**What the task requires:** Read through the lines below for the string "label" and copy each one that has it.

Records Block Start

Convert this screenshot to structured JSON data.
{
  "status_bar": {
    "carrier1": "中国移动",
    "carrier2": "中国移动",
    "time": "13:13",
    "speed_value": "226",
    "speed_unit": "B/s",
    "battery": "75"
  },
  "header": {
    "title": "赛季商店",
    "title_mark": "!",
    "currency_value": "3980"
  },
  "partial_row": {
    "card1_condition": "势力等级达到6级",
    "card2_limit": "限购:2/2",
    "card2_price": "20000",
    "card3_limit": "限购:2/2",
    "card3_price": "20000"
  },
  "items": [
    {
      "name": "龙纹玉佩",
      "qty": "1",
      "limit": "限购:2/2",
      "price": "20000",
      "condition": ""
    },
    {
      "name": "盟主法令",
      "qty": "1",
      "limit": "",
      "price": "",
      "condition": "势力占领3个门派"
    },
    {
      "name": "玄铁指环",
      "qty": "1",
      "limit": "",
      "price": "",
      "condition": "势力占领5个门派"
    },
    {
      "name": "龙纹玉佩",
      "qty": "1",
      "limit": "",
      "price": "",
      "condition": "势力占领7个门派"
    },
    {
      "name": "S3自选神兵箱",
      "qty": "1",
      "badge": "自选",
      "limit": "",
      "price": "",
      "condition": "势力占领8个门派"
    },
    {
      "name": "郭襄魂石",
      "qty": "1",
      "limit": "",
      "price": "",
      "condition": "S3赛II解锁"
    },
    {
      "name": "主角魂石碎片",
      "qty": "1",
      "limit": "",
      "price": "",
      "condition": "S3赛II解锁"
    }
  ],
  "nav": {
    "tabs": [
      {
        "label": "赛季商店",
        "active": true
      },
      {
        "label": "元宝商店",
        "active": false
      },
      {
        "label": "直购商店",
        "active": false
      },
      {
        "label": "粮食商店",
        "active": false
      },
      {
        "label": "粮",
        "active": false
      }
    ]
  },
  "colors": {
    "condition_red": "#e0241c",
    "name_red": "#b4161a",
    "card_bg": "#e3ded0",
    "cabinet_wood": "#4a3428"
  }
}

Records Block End

**Answer area:**
        "label": "赛季商店",
        "label": "元宝商店",
        "label": "直购商店",
        "label": "粮食商店",
        "label": "粮",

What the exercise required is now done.